◆ YOUR TASK ◆
Go through the entries below and give the number of lines that have the string "lemas", and only that.

::: RECORDS TO USE :::

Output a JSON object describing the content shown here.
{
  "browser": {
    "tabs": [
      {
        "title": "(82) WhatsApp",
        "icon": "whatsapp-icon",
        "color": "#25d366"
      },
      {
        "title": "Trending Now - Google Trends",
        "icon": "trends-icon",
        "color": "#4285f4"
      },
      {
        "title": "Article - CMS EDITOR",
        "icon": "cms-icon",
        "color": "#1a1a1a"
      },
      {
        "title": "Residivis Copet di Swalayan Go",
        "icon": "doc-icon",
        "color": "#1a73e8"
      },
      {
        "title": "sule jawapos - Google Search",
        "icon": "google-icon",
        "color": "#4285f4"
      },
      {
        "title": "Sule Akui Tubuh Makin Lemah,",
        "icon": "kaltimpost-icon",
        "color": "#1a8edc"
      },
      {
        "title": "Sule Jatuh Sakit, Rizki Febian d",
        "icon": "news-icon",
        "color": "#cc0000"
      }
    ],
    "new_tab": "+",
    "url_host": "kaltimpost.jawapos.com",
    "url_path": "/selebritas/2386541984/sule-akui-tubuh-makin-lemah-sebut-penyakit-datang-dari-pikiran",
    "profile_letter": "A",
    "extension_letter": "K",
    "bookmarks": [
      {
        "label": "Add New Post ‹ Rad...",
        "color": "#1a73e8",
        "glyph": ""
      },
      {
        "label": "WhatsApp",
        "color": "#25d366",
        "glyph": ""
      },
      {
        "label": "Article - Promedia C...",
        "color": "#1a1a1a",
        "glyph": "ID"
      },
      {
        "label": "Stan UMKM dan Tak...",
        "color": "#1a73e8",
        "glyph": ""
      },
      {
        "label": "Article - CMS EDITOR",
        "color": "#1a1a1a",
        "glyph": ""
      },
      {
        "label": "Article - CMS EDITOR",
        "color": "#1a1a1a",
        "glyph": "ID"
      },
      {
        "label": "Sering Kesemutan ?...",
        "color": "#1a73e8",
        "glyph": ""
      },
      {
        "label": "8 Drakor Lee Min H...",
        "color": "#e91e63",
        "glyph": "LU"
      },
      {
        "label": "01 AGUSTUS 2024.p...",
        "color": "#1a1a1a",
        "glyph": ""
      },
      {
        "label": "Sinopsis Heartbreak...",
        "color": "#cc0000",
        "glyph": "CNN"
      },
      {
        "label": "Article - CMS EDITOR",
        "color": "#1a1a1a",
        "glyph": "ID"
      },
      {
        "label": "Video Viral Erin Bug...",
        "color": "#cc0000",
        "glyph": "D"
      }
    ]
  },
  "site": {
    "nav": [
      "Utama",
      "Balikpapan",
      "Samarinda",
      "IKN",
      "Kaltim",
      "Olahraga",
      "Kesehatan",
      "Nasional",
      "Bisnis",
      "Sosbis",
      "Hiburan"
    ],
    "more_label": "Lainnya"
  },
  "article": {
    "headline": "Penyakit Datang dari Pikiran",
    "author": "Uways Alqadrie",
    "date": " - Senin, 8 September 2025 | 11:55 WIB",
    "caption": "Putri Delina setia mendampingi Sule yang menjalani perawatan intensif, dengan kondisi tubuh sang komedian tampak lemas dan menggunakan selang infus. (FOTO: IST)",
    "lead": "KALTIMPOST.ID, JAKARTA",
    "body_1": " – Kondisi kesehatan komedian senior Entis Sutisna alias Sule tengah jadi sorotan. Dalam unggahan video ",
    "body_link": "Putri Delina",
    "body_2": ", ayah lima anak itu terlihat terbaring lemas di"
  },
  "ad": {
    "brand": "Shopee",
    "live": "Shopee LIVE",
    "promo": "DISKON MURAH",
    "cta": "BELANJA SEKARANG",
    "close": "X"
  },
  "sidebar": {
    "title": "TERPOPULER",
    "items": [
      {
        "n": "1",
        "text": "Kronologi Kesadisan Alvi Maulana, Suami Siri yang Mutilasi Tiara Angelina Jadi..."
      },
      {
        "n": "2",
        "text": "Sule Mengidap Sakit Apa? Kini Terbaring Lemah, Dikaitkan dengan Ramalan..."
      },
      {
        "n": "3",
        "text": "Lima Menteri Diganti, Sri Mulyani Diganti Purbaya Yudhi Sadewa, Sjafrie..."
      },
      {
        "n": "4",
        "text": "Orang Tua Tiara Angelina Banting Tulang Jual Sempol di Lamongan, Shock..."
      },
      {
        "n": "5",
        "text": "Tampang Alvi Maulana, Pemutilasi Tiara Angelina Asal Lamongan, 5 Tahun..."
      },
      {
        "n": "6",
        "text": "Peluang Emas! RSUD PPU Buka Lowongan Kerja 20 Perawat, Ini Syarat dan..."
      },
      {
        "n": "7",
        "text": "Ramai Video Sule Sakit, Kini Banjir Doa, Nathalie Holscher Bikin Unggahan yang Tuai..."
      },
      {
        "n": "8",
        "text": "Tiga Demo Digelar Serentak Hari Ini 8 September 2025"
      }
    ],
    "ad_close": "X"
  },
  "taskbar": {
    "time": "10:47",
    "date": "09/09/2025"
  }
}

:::

◆ EXERCISE SOLUTION ◆
2